Former Prime Minister John Howard will help the Liberals faithfully rally the party at the West Sydney Marginal Seats in Penrith as they make their final push for the vote before Election Day.
Howard’s appearance in Penrith, scheduled for Sunday, will be Howard’s second outing in Penrith days after he campaigned alongside Stuart Ayers, who holds the seat by a margin of 0.6%. .
Treasurer Matt Keane opted not to attend the event, instead opting to make a local funding announcement in Autry held at 6.8% by Minister for Multiculturalism Mark Coore.
Labor will rally in Parramatta, a seat that is key to their electoral chances.
Gateway to Western Sydney is held at a margin of 6.5%, but demographic changes and the retirement of incumbent Jeff Lee have put it on the knife edge.
Labor on Sunday will hire an additional 250 full-time equivalent school counselors next semester to address what the party says is a growing mental health crisis in New South Wales schools. Pledged $75 million to recruit.

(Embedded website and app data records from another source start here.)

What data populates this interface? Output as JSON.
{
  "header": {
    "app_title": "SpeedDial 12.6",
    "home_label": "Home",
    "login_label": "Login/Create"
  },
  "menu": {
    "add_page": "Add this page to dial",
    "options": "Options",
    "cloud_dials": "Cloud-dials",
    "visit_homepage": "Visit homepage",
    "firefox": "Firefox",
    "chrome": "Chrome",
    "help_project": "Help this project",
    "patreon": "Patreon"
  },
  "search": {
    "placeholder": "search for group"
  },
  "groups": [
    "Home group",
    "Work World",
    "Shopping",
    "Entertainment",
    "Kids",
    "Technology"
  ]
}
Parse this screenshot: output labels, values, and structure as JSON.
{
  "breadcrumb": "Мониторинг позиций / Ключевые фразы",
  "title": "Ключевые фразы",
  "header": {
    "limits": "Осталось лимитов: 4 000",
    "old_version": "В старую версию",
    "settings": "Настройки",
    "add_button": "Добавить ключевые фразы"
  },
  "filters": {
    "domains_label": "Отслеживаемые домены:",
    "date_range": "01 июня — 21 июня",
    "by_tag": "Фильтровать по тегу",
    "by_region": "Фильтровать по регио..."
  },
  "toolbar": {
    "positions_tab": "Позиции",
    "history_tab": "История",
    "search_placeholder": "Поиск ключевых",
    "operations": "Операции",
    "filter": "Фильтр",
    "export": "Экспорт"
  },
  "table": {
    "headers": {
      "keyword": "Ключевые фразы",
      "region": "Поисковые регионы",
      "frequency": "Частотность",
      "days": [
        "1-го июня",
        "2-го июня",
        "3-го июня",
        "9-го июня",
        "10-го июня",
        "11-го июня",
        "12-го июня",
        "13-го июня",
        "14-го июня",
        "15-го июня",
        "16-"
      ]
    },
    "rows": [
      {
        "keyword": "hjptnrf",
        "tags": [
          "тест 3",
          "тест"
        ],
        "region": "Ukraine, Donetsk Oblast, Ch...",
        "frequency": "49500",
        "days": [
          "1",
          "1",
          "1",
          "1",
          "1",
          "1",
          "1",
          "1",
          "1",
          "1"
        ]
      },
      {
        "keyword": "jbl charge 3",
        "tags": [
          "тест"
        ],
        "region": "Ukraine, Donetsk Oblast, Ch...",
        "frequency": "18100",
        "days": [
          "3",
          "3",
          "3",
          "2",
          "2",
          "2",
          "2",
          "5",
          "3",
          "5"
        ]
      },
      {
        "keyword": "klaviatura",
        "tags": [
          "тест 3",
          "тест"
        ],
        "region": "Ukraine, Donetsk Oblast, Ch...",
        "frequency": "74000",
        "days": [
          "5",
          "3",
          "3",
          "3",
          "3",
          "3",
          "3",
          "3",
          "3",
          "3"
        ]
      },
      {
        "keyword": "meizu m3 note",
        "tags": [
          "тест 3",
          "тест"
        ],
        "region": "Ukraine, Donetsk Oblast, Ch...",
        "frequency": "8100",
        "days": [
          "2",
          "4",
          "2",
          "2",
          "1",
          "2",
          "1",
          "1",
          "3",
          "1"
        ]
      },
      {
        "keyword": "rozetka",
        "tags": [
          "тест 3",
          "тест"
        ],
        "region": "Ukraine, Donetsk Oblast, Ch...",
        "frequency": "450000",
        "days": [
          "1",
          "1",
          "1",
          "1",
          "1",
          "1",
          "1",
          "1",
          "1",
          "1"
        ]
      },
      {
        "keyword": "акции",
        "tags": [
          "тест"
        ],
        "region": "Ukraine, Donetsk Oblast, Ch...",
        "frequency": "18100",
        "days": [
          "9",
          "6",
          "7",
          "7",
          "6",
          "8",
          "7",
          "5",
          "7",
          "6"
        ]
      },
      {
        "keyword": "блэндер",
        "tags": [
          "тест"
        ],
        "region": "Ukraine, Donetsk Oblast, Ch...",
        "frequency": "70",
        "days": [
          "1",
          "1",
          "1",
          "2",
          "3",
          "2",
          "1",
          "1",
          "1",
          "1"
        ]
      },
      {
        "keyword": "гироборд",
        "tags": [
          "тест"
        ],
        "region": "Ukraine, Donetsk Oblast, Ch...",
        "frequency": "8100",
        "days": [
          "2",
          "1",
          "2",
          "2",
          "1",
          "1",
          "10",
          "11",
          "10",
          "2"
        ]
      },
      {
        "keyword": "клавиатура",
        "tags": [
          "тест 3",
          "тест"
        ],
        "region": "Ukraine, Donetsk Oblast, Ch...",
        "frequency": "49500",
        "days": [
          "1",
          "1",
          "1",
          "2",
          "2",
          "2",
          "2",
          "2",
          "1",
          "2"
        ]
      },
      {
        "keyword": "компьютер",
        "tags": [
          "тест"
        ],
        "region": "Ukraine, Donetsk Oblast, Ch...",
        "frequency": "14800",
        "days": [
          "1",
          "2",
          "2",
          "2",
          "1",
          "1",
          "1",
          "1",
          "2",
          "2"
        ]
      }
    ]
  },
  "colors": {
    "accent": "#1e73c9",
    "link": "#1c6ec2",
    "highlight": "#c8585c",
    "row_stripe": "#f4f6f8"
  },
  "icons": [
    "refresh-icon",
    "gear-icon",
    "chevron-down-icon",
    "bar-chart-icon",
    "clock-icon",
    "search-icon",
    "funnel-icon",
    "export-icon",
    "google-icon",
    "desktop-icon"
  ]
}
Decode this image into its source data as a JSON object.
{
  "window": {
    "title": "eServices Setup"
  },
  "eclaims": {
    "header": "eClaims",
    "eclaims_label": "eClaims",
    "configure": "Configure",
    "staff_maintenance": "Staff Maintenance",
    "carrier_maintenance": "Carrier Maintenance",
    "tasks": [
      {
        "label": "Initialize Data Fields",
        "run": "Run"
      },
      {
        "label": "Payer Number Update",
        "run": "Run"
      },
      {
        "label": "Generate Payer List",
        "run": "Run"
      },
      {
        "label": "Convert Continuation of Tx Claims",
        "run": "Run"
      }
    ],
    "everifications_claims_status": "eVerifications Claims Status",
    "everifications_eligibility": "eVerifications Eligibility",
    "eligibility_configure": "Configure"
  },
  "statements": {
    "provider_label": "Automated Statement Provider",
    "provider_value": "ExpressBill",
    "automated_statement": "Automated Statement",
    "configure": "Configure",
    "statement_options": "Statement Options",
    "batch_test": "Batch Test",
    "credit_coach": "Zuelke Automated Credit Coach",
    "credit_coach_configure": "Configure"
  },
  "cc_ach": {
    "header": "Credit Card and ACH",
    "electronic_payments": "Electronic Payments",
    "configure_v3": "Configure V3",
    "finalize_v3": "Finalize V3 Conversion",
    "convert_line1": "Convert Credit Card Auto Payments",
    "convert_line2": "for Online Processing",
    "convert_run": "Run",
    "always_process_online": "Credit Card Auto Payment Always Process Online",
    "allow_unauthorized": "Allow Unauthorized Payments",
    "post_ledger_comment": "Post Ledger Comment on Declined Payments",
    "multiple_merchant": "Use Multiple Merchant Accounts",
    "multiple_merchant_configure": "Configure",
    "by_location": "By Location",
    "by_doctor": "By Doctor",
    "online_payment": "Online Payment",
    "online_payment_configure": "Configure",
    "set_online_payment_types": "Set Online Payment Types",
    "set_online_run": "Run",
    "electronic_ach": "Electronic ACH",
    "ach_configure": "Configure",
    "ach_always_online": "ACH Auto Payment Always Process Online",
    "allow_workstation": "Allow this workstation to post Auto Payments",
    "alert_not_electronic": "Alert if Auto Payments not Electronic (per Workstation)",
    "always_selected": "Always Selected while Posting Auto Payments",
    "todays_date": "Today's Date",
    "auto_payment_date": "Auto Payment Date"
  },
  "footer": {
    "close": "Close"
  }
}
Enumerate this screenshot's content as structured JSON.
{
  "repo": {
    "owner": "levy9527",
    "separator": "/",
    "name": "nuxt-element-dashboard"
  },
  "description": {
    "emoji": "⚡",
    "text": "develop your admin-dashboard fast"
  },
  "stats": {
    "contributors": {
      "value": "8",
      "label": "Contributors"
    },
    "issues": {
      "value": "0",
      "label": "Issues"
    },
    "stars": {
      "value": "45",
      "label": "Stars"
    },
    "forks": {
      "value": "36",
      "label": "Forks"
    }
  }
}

The Greens take advantage of Sunday’s sweltering temperatures outside the city to call for a ‘climate-friendly’ western Sydney.
This includes Greenbelt city boundaries, council-specific tree targets, and home buyback plans for the lowest parts of the Hawkesbury and Nepean floodplains.
Meanwhile, independents Helen Conway, Larissa Penn and Victoria Davidson boarded a crowdfunded one-off bus route created by frustrated commuters to fight bus cancellations on Sydney’s North Shore. Protest
The campaign comes as Labor accuses Prime Minister Dominic Perrotet of lying about Sydney Water’s privatization plans.
In an interview with Sky News on Friday, the prime minister said the privatization of Sydney Water “has never been considered or considered by the government before”.
However, the Department of Labor said it had found documents showing that a privatization investigation involving Sydney Water’s $1.5 billion asset had been conducted in April 2021.
Perrottet repeatedly told voters that Sydney Water would not be privatized and accused Labor of a “Medicare-style” campaign.
Earlier, he asked Chris Minns about how the NSW Labor leader would fund large infrastructure projects, claiming they could lead to project cancellations and tax increases.
The prime minister on Saturday hit back at Prime Minister Anthony Albanese’s criticism of the Kids Future Fund, a superannuation-style fund for children born in 2012 or later.
Albanese said the fund, in which the government adjusts parental contributions up to $400 a year, would further widen the gap between rich and poor.
“The prime minister coming out and saying he is against setting up a future fund account for our children, like the NSW Labor Party, is an indication of the challenges families face today. It shows how alienated we are,” Perrottet said Saturday.